■ **Task to carry out**: Each line in the records that mentions the word "title" needs to be listed.

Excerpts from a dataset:
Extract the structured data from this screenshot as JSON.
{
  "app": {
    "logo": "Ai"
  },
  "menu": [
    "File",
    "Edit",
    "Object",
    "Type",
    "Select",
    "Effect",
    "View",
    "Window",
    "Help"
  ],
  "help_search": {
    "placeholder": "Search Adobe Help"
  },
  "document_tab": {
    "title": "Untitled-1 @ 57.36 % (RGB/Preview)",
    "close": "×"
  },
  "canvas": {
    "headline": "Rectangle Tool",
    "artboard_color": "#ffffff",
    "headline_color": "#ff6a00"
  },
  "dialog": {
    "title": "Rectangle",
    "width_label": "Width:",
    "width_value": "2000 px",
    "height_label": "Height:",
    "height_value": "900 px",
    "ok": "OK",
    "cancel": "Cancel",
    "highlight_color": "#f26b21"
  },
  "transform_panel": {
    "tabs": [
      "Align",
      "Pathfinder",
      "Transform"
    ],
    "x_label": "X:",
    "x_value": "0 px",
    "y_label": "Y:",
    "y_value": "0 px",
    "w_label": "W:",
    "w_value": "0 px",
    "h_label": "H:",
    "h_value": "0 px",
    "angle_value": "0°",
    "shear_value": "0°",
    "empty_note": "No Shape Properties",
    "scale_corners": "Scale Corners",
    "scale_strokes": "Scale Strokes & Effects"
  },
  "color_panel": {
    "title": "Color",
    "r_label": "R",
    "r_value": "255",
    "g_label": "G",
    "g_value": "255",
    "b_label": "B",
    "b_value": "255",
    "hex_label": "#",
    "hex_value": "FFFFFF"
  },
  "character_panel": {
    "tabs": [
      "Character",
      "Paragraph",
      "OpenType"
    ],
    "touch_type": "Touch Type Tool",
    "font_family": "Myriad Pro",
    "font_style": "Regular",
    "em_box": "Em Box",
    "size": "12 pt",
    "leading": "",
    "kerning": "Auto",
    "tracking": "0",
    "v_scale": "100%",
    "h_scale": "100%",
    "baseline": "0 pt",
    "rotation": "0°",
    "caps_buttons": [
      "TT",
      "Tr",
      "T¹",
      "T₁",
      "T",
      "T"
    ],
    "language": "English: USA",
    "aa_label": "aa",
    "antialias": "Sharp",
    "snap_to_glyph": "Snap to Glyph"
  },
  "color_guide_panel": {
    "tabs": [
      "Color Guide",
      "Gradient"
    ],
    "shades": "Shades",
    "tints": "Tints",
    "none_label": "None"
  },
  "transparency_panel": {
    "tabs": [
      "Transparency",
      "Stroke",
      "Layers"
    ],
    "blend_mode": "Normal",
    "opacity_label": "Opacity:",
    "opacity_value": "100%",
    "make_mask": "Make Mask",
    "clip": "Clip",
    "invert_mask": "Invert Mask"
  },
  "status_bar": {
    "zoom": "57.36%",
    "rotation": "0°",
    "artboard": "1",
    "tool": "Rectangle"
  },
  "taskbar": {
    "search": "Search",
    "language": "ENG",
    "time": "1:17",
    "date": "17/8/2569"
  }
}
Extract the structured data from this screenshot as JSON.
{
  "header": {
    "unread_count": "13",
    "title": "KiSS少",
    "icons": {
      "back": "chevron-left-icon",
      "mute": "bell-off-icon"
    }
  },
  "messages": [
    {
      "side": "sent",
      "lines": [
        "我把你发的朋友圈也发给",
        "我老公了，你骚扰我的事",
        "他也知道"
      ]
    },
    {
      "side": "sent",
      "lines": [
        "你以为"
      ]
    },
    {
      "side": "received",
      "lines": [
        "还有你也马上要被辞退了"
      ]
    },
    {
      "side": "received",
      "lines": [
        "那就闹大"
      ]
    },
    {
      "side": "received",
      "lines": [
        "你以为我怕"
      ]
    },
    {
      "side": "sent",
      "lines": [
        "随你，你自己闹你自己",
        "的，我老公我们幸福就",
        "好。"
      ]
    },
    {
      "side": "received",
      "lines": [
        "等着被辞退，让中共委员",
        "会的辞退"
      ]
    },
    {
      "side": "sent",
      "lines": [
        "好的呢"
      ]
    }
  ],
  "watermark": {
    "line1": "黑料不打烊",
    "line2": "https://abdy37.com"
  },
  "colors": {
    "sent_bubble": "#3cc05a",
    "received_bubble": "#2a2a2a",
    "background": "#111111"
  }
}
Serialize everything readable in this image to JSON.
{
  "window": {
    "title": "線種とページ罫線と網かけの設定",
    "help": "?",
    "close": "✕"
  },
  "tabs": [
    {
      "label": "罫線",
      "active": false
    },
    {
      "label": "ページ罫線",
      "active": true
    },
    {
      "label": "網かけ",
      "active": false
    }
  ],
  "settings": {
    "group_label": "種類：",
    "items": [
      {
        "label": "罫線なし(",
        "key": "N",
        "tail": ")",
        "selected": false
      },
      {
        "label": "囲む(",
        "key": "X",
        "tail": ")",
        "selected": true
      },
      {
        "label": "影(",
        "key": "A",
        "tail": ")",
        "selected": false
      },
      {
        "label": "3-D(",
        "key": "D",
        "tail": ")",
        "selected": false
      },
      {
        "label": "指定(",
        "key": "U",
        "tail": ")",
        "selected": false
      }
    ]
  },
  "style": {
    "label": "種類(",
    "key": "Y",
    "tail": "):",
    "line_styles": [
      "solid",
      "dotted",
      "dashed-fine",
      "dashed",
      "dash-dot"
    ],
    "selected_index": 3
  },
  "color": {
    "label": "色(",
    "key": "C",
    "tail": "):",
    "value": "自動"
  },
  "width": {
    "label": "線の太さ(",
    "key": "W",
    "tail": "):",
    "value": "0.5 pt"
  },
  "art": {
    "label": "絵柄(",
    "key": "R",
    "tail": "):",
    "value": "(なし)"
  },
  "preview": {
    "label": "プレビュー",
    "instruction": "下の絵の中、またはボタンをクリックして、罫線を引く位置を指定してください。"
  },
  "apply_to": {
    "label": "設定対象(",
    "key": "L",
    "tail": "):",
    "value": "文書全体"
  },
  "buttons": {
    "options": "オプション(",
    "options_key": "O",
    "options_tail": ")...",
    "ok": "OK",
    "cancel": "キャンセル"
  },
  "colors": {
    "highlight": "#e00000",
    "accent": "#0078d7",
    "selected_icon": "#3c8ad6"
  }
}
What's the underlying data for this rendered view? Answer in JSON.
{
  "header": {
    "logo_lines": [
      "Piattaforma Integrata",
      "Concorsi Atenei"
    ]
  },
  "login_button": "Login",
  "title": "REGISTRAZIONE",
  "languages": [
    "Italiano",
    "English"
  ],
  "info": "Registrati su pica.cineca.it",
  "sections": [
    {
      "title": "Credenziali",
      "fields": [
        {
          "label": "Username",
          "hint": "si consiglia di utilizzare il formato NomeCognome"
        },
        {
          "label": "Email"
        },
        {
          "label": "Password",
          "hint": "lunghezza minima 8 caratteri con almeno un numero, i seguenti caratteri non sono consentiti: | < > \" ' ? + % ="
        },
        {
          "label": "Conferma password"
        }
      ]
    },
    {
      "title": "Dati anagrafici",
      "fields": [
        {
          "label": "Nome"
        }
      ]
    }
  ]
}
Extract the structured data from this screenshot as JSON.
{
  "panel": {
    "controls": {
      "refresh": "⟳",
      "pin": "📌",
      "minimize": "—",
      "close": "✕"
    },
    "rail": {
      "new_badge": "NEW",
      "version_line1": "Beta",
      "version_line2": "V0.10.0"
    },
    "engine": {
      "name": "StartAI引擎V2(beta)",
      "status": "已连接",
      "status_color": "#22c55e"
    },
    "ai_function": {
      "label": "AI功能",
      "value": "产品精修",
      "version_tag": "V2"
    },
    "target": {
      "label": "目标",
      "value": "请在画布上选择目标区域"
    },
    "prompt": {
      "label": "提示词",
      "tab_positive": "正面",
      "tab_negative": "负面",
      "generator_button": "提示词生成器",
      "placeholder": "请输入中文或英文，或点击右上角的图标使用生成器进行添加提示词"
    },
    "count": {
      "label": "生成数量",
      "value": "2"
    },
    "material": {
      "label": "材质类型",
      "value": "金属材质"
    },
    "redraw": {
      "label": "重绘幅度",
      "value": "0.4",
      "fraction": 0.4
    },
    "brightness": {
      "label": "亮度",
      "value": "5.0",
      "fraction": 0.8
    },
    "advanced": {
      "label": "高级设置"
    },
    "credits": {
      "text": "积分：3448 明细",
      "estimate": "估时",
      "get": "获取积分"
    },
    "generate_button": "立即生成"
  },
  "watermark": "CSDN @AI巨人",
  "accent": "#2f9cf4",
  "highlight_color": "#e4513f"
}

■ **Expected output**:
    "title": "Untitled-1 @ 57.36 % (RGB/Preview)",
    "title": "Rectangle",
    "title": "Color",
    "title": "KiSS少",
    "title": "線種とページ罫線と網かけの設定",
  "title": "REGISTRAZIONE",
      "title": "Credenziali",
      "title": "Dati anagrafici",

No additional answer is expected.